Look, says Jesus, in this morning’s Gospel (Mark 4,26-34): Look, the kingdom of God is like a mustard seed.  It is so small, so insignificant, it slips through the fingers, it escapes notice.  Yet it can grow into a great bush, sheltering birds, giving shade.  In the cherishing of the small thing, in its nurture, Jesus tells us, lies the secret of the Kingdom of God.  Look: the lost sheep, slipped from sight; the lost coin, fallen from our grasp.  In their finding comes the joy of complete fulfilment, as if we now had all. The man who is jostled out of the way at the healing waters of Siloam; the Samaritan woman too anxious to come to the well; the little children thought unsuitable to come close for a healing touch. These out of the way people, these unforeseen opportunities, these things that so easily escape notice: these are the places, the moments, the people in whom the Kingdom of God lies waiting for discovery. For the Lord does not see how mortals see.

And it would take a divine eye, wouldn’t it, to see in the motley assembly of the disciples, not exactly the brightest and best of the sons of the morning after all, to see in them the capacity to tend that message and grow it into the Church beyond anyone’s expectations?  St Paul, an apostle come lately, is an altogether more complex person than them, moving out into a wider and more sophisticated world.  But the core of his conversion is the same shocking perception – that someone beneath notice, beyond the edge of religious propriety, indeed a man condemned by the Law Paul held so sacred himself; that the man Jesus should be the one who could give him life and establish the Kingdom.  On the road to Damascus, he was blinded by this realisation that God does not see how mortals see.  From then on, as we heard in this morning’s Epistle, part of his Second Letter to the Corinthians (II Cor 5,6-10 & 14-17), from then on ‘we regard no-one from a human point of view’, but gain the privilege of divine sight ourselves.

This gift determines who we are and how we go on in our daily lives – how we should behave with others, at work, at play, in intimacy, in business.  It determines how we should react to a wider world, in our neighbourhood, through our political involvements, in our attitudes and response to what we see and hear from afar. And it determines, this gift of seeing as God sees, how we should live with ourselves, in our inner life.

Whether we see as God sees, or take as given the values of the world, how it sees things, what is important, what not – this provides a test of how real and effective our Christian belief actually is. Do we prefer the respectable, those with influence and swagger, as our company and exemplars, setting our goals and standards?  Or do we see, do we hunt out and bring up those whom society calls small, those written off as beneath notice and insignificant, those who are, for example, ‘just’ a refugee statistic far away or a nameless person, low down beneath our sightline, sleeping in a doorway?

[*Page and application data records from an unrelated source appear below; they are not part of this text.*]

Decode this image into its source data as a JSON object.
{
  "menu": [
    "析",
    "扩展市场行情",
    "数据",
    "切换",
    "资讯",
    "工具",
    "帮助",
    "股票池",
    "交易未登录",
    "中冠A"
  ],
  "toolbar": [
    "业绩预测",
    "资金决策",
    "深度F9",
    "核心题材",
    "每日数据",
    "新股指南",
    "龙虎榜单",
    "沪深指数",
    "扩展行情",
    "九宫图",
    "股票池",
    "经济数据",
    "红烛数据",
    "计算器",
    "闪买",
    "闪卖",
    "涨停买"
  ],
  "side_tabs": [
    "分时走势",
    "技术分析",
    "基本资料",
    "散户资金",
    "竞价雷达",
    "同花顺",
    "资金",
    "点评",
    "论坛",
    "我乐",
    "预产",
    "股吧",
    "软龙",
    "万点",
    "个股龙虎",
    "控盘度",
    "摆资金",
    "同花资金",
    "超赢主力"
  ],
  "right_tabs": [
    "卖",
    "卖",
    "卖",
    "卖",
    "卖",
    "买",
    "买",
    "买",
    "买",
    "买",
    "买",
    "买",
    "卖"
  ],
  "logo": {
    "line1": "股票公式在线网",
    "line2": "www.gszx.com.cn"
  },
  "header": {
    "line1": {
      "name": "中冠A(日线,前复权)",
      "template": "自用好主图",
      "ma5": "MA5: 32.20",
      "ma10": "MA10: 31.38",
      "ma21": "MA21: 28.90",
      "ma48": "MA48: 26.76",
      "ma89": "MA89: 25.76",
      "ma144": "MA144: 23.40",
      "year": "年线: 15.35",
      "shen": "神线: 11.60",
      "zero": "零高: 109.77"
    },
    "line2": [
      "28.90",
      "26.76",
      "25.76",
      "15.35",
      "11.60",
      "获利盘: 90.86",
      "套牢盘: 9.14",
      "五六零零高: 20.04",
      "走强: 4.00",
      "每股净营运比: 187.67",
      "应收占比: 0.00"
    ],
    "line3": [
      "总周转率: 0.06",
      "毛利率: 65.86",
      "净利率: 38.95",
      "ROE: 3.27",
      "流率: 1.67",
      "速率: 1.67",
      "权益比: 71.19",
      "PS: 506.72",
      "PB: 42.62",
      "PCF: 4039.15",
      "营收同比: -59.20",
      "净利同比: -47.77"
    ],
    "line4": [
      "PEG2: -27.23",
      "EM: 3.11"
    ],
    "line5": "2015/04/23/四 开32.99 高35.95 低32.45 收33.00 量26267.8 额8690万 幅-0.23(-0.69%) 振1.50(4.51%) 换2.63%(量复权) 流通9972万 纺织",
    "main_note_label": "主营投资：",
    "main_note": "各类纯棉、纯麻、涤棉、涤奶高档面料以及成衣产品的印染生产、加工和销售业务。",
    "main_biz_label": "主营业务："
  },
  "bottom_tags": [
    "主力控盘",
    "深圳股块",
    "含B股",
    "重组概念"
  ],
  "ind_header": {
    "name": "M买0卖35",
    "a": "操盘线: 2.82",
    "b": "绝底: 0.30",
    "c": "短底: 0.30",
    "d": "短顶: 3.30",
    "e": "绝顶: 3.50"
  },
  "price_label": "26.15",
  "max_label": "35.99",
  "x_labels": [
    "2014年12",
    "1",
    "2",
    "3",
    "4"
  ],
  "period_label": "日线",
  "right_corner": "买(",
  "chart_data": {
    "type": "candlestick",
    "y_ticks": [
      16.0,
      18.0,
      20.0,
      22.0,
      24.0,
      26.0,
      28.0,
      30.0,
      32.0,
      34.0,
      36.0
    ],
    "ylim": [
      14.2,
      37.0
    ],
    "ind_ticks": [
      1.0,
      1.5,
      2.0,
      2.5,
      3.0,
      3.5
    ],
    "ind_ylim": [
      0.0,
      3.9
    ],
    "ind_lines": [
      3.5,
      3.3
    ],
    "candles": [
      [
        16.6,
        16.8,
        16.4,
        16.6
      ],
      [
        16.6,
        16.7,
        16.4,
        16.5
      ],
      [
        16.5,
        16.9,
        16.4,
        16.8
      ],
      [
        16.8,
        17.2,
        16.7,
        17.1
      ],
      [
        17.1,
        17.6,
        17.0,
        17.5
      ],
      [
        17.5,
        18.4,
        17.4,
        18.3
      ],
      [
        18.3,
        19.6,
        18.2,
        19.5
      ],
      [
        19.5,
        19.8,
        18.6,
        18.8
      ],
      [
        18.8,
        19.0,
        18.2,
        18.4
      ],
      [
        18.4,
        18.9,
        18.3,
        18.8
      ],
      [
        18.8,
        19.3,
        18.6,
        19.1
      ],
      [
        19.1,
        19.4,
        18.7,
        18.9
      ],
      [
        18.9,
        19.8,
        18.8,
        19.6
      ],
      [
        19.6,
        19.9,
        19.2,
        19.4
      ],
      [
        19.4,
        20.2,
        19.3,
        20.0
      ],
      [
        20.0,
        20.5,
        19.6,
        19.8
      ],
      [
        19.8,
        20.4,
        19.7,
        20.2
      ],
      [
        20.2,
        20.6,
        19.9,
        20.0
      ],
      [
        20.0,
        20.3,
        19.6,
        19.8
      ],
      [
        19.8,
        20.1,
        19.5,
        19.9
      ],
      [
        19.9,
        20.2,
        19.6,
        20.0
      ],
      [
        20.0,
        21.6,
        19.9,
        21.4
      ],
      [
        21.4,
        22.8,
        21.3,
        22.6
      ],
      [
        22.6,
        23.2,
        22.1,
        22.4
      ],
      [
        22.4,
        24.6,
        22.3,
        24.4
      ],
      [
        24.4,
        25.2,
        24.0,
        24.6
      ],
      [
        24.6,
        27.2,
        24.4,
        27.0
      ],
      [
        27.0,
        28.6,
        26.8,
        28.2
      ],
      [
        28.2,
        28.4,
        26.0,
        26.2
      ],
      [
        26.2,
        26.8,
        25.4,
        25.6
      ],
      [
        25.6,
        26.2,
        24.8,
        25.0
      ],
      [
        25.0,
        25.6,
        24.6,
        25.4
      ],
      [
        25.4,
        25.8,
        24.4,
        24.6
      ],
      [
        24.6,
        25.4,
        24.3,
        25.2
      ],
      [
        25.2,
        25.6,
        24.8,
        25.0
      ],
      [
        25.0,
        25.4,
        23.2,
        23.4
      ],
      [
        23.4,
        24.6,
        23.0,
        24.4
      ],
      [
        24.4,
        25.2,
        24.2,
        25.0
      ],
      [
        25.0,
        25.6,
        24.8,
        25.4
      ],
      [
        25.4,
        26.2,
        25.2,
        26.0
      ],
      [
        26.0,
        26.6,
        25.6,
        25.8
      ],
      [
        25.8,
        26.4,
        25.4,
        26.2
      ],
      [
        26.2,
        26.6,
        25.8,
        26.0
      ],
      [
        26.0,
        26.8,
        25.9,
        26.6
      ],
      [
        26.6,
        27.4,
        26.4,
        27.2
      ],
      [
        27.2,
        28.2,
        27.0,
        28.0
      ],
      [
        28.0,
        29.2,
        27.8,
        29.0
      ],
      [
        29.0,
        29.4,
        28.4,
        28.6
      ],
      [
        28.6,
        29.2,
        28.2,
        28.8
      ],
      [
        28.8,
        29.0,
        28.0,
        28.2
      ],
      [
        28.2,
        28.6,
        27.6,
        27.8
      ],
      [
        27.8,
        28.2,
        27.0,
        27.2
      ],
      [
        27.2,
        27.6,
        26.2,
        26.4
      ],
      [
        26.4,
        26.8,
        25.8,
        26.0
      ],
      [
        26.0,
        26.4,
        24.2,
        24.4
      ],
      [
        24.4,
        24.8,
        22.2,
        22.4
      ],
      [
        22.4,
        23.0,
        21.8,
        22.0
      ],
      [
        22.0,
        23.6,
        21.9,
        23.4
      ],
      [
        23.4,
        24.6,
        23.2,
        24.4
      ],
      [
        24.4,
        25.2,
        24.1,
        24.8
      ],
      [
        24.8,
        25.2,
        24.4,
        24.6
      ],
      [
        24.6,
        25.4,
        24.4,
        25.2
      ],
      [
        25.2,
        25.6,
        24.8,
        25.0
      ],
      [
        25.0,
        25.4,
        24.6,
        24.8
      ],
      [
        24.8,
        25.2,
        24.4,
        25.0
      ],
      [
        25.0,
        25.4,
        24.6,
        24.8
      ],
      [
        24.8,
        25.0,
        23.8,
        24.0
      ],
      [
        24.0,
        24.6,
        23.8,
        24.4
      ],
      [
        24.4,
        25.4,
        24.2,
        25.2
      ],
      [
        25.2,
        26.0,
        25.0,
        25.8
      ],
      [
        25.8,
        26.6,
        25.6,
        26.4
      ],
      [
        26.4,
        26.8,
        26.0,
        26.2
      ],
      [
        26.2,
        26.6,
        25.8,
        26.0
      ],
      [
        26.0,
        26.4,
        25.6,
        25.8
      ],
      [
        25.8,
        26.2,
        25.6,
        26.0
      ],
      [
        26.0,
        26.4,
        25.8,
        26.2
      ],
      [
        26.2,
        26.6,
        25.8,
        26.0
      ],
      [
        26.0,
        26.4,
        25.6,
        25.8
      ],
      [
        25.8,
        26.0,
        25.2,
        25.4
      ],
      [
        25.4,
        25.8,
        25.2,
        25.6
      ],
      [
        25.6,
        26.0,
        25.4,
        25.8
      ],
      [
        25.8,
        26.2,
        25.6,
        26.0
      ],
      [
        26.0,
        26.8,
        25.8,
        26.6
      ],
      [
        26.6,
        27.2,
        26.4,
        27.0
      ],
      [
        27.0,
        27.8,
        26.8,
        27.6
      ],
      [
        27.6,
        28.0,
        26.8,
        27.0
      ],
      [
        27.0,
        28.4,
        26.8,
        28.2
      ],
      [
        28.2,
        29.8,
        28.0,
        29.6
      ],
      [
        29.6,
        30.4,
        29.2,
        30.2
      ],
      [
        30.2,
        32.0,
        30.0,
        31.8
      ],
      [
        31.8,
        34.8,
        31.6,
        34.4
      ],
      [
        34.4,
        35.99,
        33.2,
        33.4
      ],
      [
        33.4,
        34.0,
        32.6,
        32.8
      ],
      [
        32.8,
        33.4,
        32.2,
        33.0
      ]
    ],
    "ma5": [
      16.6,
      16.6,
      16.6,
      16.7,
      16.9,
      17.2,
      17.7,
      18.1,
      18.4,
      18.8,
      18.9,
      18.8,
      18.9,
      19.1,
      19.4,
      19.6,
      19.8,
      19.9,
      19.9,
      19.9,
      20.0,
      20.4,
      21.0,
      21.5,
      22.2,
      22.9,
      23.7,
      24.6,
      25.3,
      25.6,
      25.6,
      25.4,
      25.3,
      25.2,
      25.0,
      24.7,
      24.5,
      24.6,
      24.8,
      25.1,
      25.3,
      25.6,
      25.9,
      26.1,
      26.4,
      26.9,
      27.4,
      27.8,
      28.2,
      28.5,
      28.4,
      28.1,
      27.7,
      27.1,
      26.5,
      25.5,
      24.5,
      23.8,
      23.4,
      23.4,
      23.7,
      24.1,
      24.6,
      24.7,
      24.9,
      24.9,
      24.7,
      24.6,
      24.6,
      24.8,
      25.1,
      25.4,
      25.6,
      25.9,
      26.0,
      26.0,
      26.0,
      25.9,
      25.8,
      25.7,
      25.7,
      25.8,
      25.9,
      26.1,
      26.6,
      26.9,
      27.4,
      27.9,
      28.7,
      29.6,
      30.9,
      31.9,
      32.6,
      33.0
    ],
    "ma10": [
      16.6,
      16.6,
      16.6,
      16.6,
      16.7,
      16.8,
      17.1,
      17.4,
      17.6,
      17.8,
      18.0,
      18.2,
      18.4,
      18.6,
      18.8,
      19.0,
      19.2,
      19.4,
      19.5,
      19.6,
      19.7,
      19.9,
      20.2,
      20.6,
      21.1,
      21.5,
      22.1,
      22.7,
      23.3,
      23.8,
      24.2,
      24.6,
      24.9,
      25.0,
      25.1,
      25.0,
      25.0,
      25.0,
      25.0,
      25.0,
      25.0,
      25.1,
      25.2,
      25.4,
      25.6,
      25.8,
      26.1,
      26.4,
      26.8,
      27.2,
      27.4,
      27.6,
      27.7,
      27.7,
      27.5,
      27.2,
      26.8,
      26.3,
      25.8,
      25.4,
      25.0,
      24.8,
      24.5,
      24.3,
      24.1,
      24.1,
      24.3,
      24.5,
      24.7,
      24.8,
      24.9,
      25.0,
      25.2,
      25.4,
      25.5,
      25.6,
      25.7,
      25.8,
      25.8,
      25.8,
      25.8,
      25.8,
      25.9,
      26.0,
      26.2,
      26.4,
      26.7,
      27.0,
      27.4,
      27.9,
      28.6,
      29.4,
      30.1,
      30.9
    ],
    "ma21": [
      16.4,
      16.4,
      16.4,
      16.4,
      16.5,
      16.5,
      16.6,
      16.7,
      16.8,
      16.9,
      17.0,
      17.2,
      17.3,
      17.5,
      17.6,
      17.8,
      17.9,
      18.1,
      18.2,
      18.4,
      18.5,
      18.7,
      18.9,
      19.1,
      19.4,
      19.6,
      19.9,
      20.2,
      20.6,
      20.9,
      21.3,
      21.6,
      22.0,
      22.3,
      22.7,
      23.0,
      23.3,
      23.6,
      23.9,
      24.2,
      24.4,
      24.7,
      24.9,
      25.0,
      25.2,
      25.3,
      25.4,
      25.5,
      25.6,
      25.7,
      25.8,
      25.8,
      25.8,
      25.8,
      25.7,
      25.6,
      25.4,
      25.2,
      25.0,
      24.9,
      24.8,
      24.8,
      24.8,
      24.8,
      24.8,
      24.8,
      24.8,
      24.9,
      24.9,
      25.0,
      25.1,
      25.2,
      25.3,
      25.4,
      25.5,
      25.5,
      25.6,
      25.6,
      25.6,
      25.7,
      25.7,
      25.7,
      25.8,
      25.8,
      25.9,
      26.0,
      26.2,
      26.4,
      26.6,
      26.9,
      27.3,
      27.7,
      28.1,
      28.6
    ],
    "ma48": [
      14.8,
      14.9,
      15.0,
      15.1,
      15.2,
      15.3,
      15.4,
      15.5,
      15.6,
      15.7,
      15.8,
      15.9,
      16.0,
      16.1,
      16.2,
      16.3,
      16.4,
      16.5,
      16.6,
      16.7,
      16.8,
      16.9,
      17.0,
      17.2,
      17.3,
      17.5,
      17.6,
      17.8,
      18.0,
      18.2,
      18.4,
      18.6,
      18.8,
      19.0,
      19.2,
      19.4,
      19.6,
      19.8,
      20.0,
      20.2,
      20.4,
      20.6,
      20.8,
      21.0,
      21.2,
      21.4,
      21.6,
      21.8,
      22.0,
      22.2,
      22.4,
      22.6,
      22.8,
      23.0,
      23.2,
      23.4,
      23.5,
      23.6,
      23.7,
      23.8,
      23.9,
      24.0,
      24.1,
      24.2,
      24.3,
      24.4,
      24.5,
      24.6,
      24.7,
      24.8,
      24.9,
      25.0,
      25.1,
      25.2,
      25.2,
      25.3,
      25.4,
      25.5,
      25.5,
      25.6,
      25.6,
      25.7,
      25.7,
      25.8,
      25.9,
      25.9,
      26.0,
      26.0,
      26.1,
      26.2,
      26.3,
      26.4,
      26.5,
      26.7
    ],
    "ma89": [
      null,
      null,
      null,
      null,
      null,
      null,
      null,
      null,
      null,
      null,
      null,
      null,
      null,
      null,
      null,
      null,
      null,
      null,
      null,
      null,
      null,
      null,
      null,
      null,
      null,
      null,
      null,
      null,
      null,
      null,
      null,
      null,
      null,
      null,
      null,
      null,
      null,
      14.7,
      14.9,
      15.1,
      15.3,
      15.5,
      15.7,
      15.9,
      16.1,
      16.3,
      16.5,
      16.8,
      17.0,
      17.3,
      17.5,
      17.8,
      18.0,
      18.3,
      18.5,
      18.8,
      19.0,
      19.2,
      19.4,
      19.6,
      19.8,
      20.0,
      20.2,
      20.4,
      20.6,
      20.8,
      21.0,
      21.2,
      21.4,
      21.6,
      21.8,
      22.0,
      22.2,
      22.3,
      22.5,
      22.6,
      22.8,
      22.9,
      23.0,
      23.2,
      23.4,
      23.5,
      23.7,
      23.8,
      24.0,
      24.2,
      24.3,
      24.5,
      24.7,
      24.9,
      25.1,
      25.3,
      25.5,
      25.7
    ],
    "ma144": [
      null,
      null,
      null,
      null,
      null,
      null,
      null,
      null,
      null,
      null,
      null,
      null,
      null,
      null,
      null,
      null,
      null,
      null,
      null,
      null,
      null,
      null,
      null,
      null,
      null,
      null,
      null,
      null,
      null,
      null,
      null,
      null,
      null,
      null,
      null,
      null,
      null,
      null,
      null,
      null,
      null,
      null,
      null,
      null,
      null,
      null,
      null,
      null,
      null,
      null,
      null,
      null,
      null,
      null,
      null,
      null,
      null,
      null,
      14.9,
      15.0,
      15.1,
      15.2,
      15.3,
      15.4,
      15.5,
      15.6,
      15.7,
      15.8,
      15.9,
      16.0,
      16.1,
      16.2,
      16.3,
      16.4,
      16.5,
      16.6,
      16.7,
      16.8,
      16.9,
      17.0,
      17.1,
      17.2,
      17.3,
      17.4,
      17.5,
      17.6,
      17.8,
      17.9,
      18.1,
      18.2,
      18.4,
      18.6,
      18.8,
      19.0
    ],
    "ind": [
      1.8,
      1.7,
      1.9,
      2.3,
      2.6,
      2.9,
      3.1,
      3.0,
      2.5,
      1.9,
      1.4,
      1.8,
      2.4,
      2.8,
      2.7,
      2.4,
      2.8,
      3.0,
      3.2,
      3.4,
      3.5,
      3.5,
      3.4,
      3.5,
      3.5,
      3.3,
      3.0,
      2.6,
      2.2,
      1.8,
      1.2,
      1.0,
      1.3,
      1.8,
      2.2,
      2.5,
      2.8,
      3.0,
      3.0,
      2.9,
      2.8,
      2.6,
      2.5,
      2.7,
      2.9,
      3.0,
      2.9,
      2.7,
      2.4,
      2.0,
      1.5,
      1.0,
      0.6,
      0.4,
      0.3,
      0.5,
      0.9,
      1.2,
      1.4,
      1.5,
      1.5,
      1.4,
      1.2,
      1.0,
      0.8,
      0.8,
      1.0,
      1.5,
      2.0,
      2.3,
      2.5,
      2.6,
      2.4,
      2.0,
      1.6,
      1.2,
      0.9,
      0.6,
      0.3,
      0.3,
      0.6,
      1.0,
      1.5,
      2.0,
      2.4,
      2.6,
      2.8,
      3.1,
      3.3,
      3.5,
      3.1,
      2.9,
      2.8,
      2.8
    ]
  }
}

Do we seek the familiar and predictable always, the secure life, or are we open to being surprised still by what we may learn, about the world, about life, about how God sees things?

The word I would use to describe Jim Garbett and to treasure his memory is that he was an ‘educator’.  Of course also an ‘educationalist’, one familiar with the theory and practice, the business of education, its administration in an establishment like St Martin’s College as was. But primarily he had something to tell us and, like all good educators, he went on being a learner himself, always willing to explore, always looking for the thing beneath notice, always willing to be surprised, until the end of his long life. May he rest in peace, Jim Garbett, a man himself ‘Worth a detour’.